However, even if current trends persist, the movie Idiocracy becoming reality is unlikely, as I discus in more detail here.

Even if the FLynn effect is tapering off, that doesn’t mean it will reverse. Anther possibility is that early gains in IQ are attributable to environment, and now that essentials such as food, shelter, sanitation, clean water, electricity, and literacy are much more common, the ‘low hanging’ fruit has been picked, putting more precedence on genetic factors, which are much slower to evolve than environmental ones, which is why it may seem like the FLynn effect is reversing.

For global IQs to keep falling without a bottom, there has to be some sort of environmental selection pressure to favor increasingly low IQs.

Just as the human population rose tenfold from 1 billion in 1800 to 10 billion by 2100, so it will rise by yet another order of magnitude in the next two or three centuries. But this demographic expansion is highly dysgenic, so global average IQ falls by a standard deviation and technology stagnates.

Even if this happens, the growing world population will mean more total smart people, which seems to be the case right now. Russia, Europe, and East and South Asia have billions of people and produce thousands, if not millions, of geniuses each year by virtue of the normal distribution of IQs. Even populations with a mean IQ of less than 100 still produce geniuses. Furthermore, smart people are more likely to procreate with other smart people (assortative mating), resulting in ‘enclaves’ of high-IQ, even as the rest off the world regresses.

The best and brightest from all over the world flock to America’s most prestigious universities and companies, which is why I’m skeptical of the America ‘Idiocracy’ scenario. As further evidence against ‘dumbing-down’, the number of research publications on Arxiv, a pre-print repository that specializes in physics and math papers, has surged in recent years. There is also no evidence yet of technological stagnation either (for example, genome sequencing is becoming cheaper). Like a fantasy sports team that gets the best players from all the teams, America is getting the best and brightest from all over the world. This is a major reason why the US economy has proven so resilient and strong in recent years whereas other economies have struggled with falling currencies, high inflation, falling stock markets, corruption, and slow growth. It’s a testament to these smart people that America is as functional as it is given all the forces of decay by leftism.

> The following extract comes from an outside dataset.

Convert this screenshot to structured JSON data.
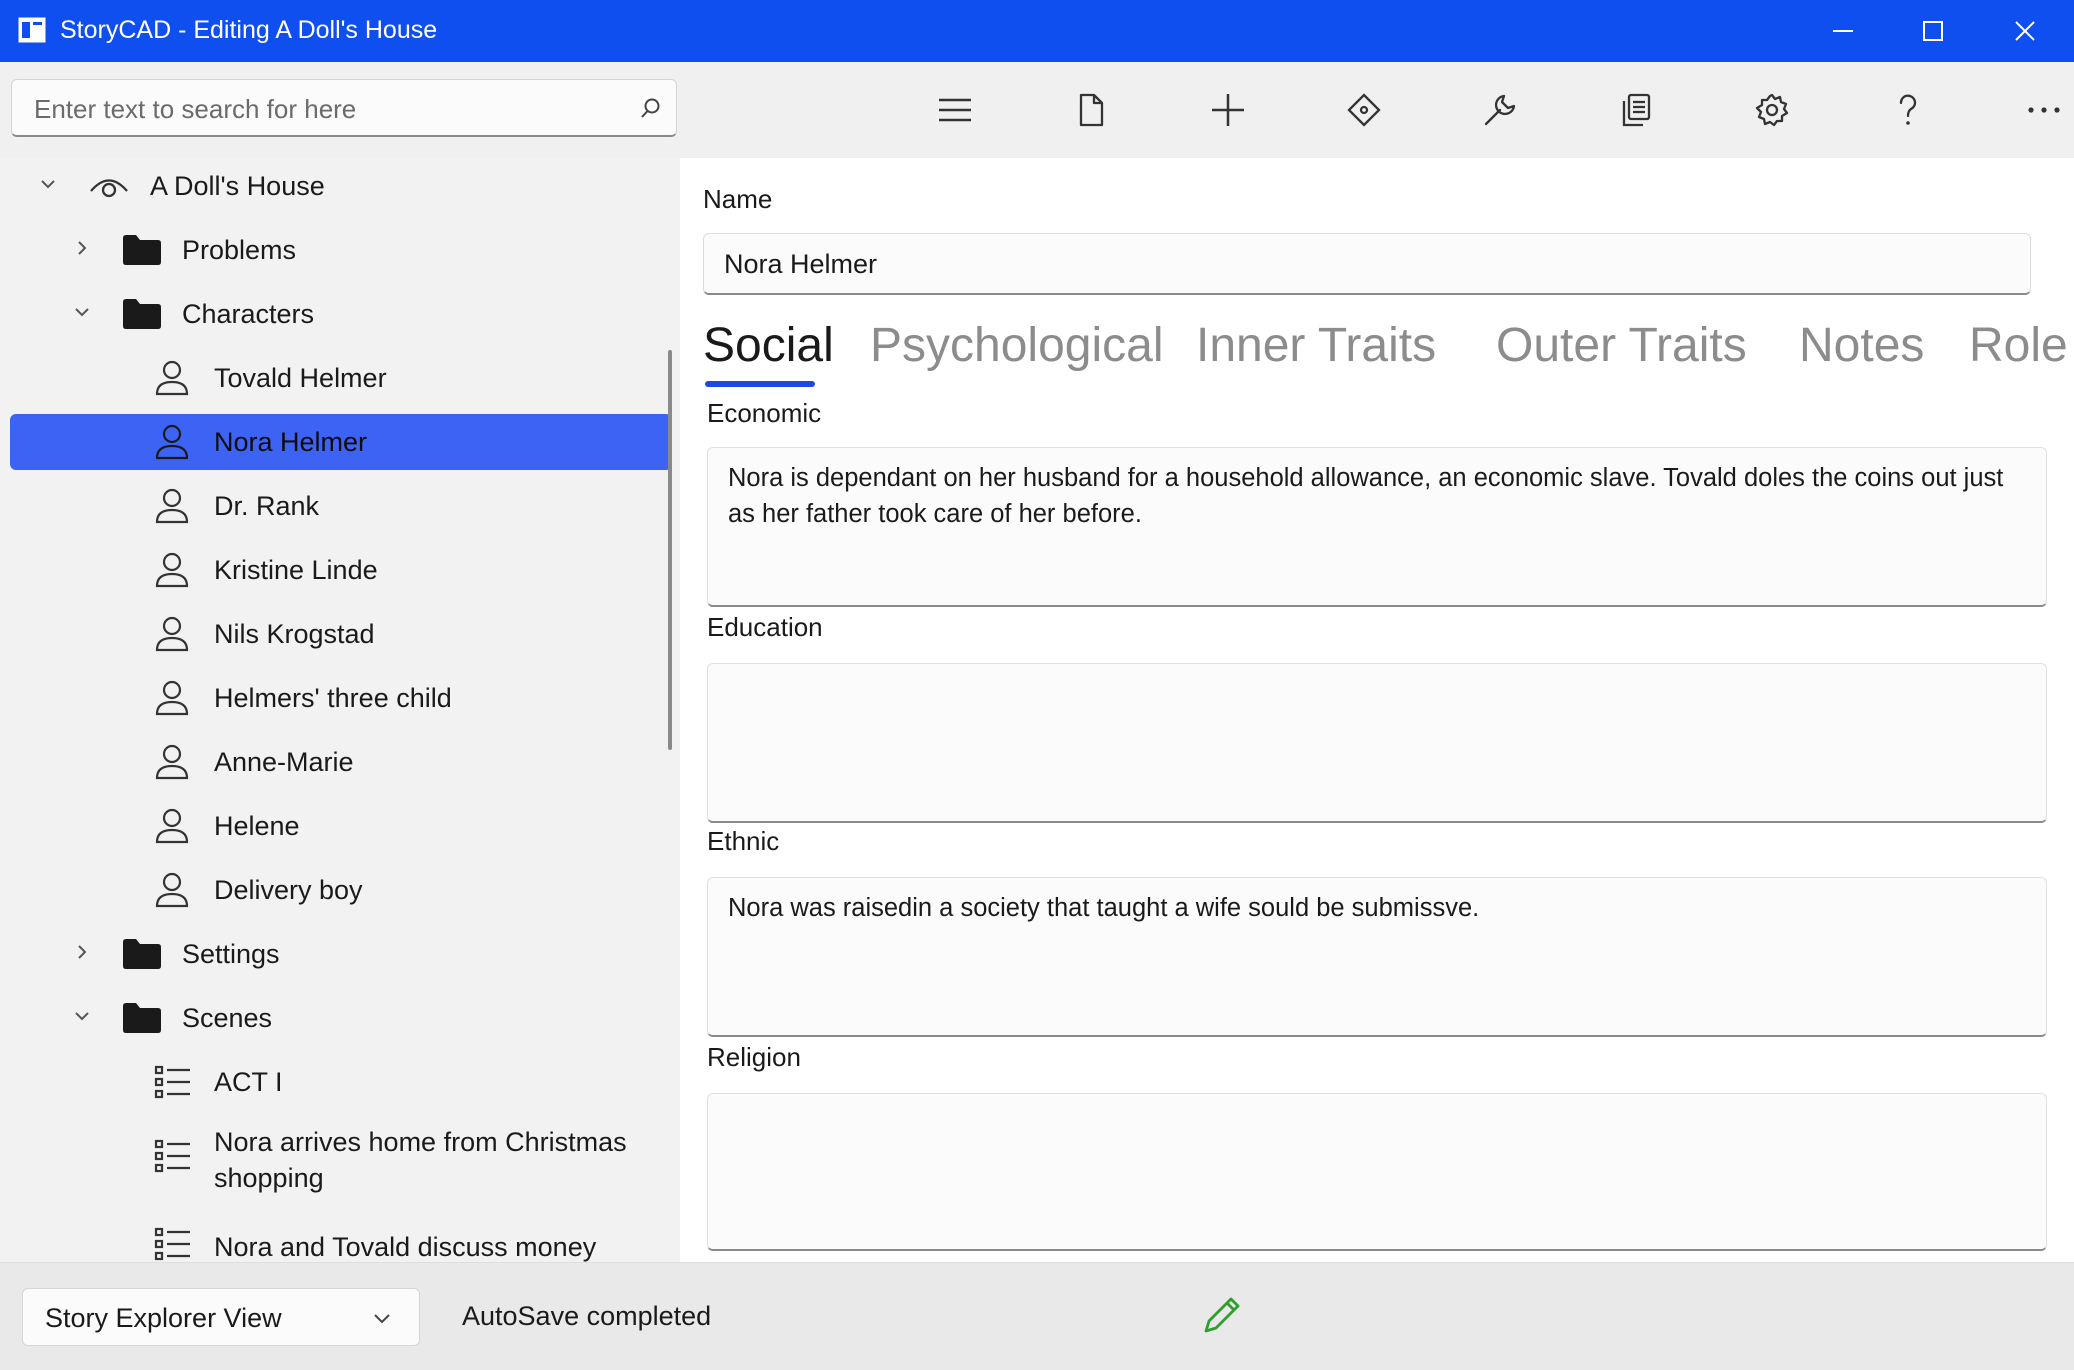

What matters most, however, are the total number of genetically ‘smart people’, not the proportion of smart people relative to the overall population size. Similar to how only a single human can oversee an entire ant colony, you don’t need many smart people to manage large populations.

By ‘genetically smart’, I mean people who have non-adjusted IQs above 130 or so. If the world were to become less intelligent, IQ tests would be adjusted to be easier, in order to keep the ‘mean’ IQ score still at 100. A century from now, an IQ of 130 may only be the same as a score of 115 today. But it’s still possible to have many people with biological IQs still at 130.

As the world population swells, it’s imperative that the population of smart people at least remain constant and undiluted. As far as America is concerned, the obvious answer is eugenics and restricting immigration by IQ and country, to keep such enclaves from becoming contaminated. Silicon Valley, perhaps the greatest IQ enclave ever, needs to be made aware of the threat of low-IQs to it homogeneity and stability. But if not for the sake of boosting IQ, we need restrictions for the sake of preserving civilization and civility against the hordes that threaten it, for without civilization, high IQ is useless.